● The records
______

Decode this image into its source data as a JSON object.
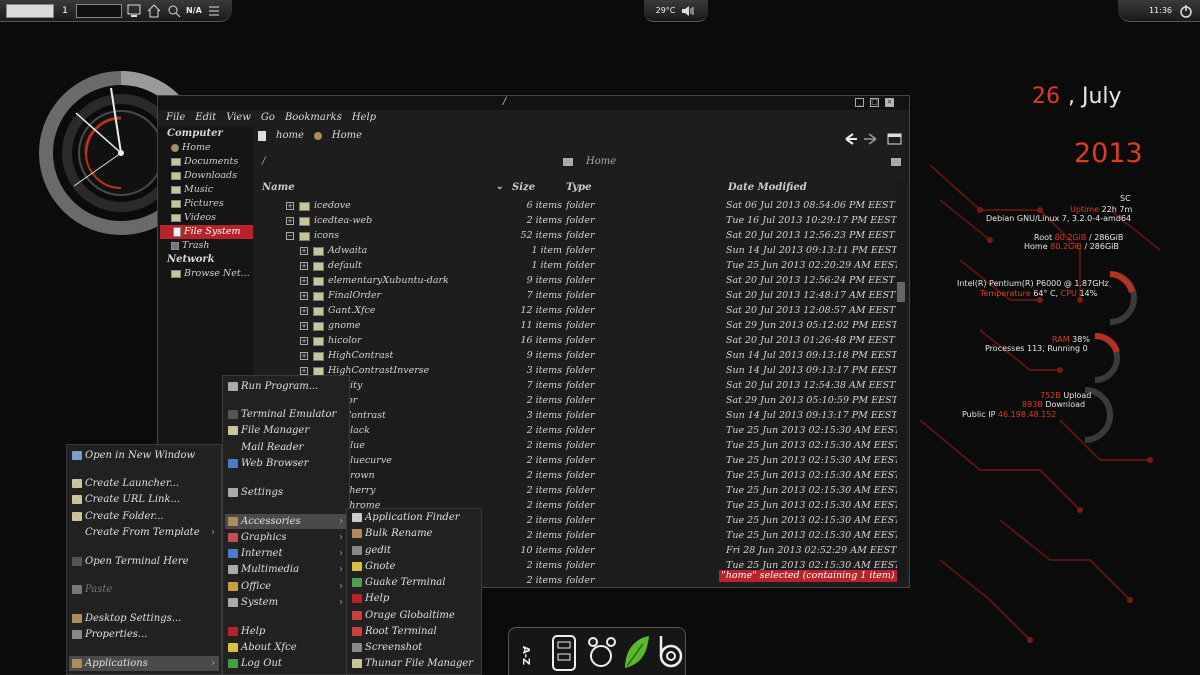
{
  "panel": {
    "workspace_number": "1",
    "network_label": "N/A",
    "temperature": "29°C",
    "clock_time": "11:36"
  },
  "date": {
    "day": "26",
    "month": ", July",
    "year": "2013"
  },
  "conky": {
    "user": "SC",
    "uptime_label": "Uptime",
    "uptime_value": "22h 7m",
    "os": "Debian GNU/Linux 7, 3.2.0-4-amd64",
    "root_label": "Root",
    "root_used": "80.2GiB",
    "root_total": "/ 286GiB",
    "home_label": "Home",
    "home_used": "80.2GiB",
    "home_total": "/ 286GiB",
    "cpu_model": "Intel(R) Pentium(R)  P6000  @ 1.87GHz",
    "temperature_label": "Temperature",
    "temperature_value": "64° C,",
    "cpu_label": "CPU",
    "cpu_value": "14%",
    "ram_label": "RAM",
    "ram_value": "38%",
    "processes": "Processes 113, Running 0",
    "upload_value": "752B",
    "upload_label": "Upload",
    "download_value": "893B",
    "download_label": "Download",
    "public_ip_label": "Public IP",
    "public_ip": "46.198.48.152"
  },
  "file_manager": {
    "title": "/",
    "menu": [
      "File",
      "Edit",
      "View",
      "Go",
      "Bookmarks",
      "Help"
    ],
    "sidebar": {
      "computer_heading": "Computer",
      "computer_items": [
        "Home",
        "Documents",
        "Downloads",
        "Music",
        "Pictures",
        "Videos",
        "File System",
        "Trash"
      ],
      "network_heading": "Network",
      "network_items": [
        "Browse Net..."
      ]
    },
    "path_buttons": [
      "home",
      "Home"
    ],
    "location_left": "/",
    "location_center": "Home",
    "columns": {
      "name": "Name",
      "size": "Size",
      "type": "Type",
      "modified": "Date Modified"
    },
    "rows": [
      {
        "name": "icedove",
        "size": "6 items",
        "type": "folder",
        "date": "Sat 06 Jul 2013 08:54:06 PM EEST",
        "level": 1,
        "exp": "+"
      },
      {
        "name": "icedtea-web",
        "size": "2 items",
        "type": "folder",
        "date": "Tue 16 Jul 2013 10:29:17 PM EEST",
        "level": 1,
        "exp": "+"
      },
      {
        "name": "icons",
        "size": "52 items",
        "type": "folder",
        "date": "Sat 20 Jul 2013 12:56:23 PM EEST",
        "level": 1,
        "exp": "−"
      },
      {
        "name": "Adwaita",
        "size": "1 item",
        "type": "folder",
        "date": "Sun 14 Jul 2013 09:13:11 PM EEST",
        "level": 2,
        "exp": "+"
      },
      {
        "name": "default",
        "size": "1 item",
        "type": "folder",
        "date": "Tue 25 Jun 2013 02:20:29 AM EEST",
        "level": 2,
        "exp": "+"
      },
      {
        "name": "elementaryXubuntu-dark",
        "size": "9 items",
        "type": "folder",
        "date": "Sat 20 Jul 2013 12:56:24 PM EEST",
        "level": 2,
        "exp": "+"
      },
      {
        "name": "FinalOrder",
        "size": "7 items",
        "type": "folder",
        "date": "Sat 20 Jul 2013 12:48:17 AM EEST",
        "level": 2,
        "exp": "+"
      },
      {
        "name": "Gant.Xfce",
        "size": "12 items",
        "type": "folder",
        "date": "Sat 20 Jul 2013 12:08:57 AM EEST",
        "level": 2,
        "exp": "+"
      },
      {
        "name": "gnome",
        "size": "11 items",
        "type": "folder",
        "date": "Sat 29 Jun 2013 05:12:02 PM EEST",
        "level": 2,
        "exp": "+"
      },
      {
        "name": "hicolor",
        "size": "16 items",
        "type": "folder",
        "date": "Sat 20 Jul 2013 01:26:48 PM EEST",
        "level": 2,
        "exp": "+"
      },
      {
        "name": "HighContrast",
        "size": "9 items",
        "type": "folder",
        "date": "Sun 14 Jul 2013 09:13:18 PM EEST",
        "level": 2,
        "exp": "+"
      },
      {
        "name": "HighContrastInverse",
        "size": "3 items",
        "type": "folder",
        "date": "Sun 14 Jul 2013 09:13:17 PM EEST",
        "level": 2,
        "exp": "+"
      },
      {
        "name": "nity",
        "size": "7 items",
        "type": "folder",
        "date": "Sat 20 Jul 2013 12:54:38 AM EEST",
        "level": 2,
        "exp": ""
      },
      {
        "name": "lor",
        "size": "2 items",
        "type": "folder",
        "date": "Sat 29 Jun 2013 05:10:59 PM EEST",
        "level": 2,
        "exp": ""
      },
      {
        "name": "Contrast",
        "size": "3 items",
        "type": "folder",
        "date": "Sun 14 Jul 2013 09:13:17 PM EEST",
        "level": 2,
        "exp": ""
      },
      {
        "name": "black",
        "size": "2 items",
        "type": "folder",
        "date": "Tue 25 Jun 2013 02:15:30 AM EEST",
        "level": 2,
        "exp": ""
      },
      {
        "name": "blue",
        "size": "2 items",
        "type": "folder",
        "date": "Tue 25 Jun 2013 02:15:30 AM EEST",
        "level": 2,
        "exp": ""
      },
      {
        "name": "bluecurve",
        "size": "2 items",
        "type": "folder",
        "date": "Tue 25 Jun 2013 02:15:30 AM EEST",
        "level": 2,
        "exp": ""
      },
      {
        "name": "brown",
        "size": "2 items",
        "type": "folder",
        "date": "Tue 25 Jun 2013 02:15:30 AM EEST",
        "level": 2,
        "exp": ""
      },
      {
        "name": "cherry",
        "size": "2 items",
        "type": "folder",
        "date": "Tue 25 Jun 2013 02:15:30 AM EEST",
        "level": 2,
        "exp": ""
      },
      {
        "name": "chrome",
        "size": "2 items",
        "type": "folder",
        "date": "Tue 25 Jun 2013 02:15:30 AM EEST",
        "level": 2,
        "exp": ""
      },
      {
        "name": "",
        "size": "2 items",
        "type": "folder",
        "date": "Tue 25 Jun 2013 02:15:30 AM EEST",
        "level": 2,
        "exp": ""
      },
      {
        "name": "",
        "size": "2 items",
        "type": "folder",
        "date": "Tue 25 Jun 2013 02:15:30 AM EEST",
        "level": 2,
        "exp": ""
      },
      {
        "name": "",
        "size": "10 items",
        "type": "folder",
        "date": "Fri 28 Jun 2013 02:52:29 AM EEST",
        "level": 2,
        "exp": ""
      },
      {
        "name": "",
        "size": "2 items",
        "type": "folder",
        "date": "Tue 25 Jun 2013 02:15:30 AM EEST",
        "level": 2,
        "exp": ""
      },
      {
        "name": "",
        "size": "2 items",
        "type": "folder",
        "date": "",
        "level": 2,
        "exp": ""
      }
    ],
    "status": "\"home\" selected (containing 1 item)"
  },
  "desktop_menu": {
    "items": [
      {
        "label": "Open in New Window",
        "icon": "#7aa0c8"
      },
      {
        "label": "Create Launcher...",
        "icon": "#c9c49a"
      },
      {
        "label": "Create URL Link...",
        "icon": "#c9c49a"
      },
      {
        "label": "Create Folder...",
        "icon": "#c9c49a"
      },
      {
        "label": "Create From Template",
        "icon": ""
      },
      {
        "label": "Open Terminal Here",
        "icon": "#555"
      },
      {
        "label": "Paste",
        "icon": "#777"
      },
      {
        "label": "Desktop Settings...",
        "icon": "#b08a5a"
      },
      {
        "label": "Properties...",
        "icon": "#888"
      },
      {
        "label": "Applications",
        "icon": "#b08a5a"
      }
    ]
  },
  "apps_menu": {
    "items": [
      {
        "label": "Run Program...",
        "icon": "#aaa"
      },
      {
        "label": "Terminal Emulator",
        "icon": "#555"
      },
      {
        "label": "File Manager",
        "icon": "#c9c49a"
      },
      {
        "label": "Mail Reader",
        "icon": ""
      },
      {
        "label": "Web Browser",
        "icon": "#4a7ac8"
      },
      {
        "label": "Settings",
        "icon": "#aaa"
      },
      {
        "label": "Accessories",
        "icon": "#b08a5a"
      },
      {
        "label": "Graphics",
        "icon": "#c05050"
      },
      {
        "label": "Internet",
        "icon": "#4a7ac8"
      },
      {
        "label": "Multimedia",
        "icon": "#aaa"
      },
      {
        "label": "Office",
        "icon": "#c9a040"
      },
      {
        "label": "System",
        "icon": "#aaa"
      },
      {
        "label": "Help",
        "icon": "#b8222b"
      },
      {
        "label": "About Xfce",
        "icon": "#d8c040"
      },
      {
        "label": "Log Out",
        "icon": "#40a040"
      }
    ]
  },
  "accessories_menu": {
    "items": [
      {
        "label": "Application Finder",
        "icon": "#ccc"
      },
      {
        "label": "Bulk Rename",
        "icon": "#b08a5a"
      },
      {
        "label": "gedit",
        "icon": "#888"
      },
      {
        "label": "Gnote",
        "icon": "#d8c040"
      },
      {
        "label": "Guake Terminal",
        "icon": "#50a050"
      },
      {
        "label": "Help",
        "icon": "#b8222b"
      },
      {
        "label": "Orage Globaltime",
        "icon": "#c84040"
      },
      {
        "label": "Root Terminal",
        "icon": "#c84040"
      },
      {
        "label": "Screenshot",
        "icon": "#888"
      },
      {
        "label": "Thunar File Manager",
        "icon": "#c9c49a"
      }
    ]
  }
}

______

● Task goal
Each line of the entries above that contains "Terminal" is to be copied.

● Your response
        "label": "Open Terminal Here",
        "label": "Terminal Emulator",
        "label": "Guake Terminal",
        "label": "Root Terminal",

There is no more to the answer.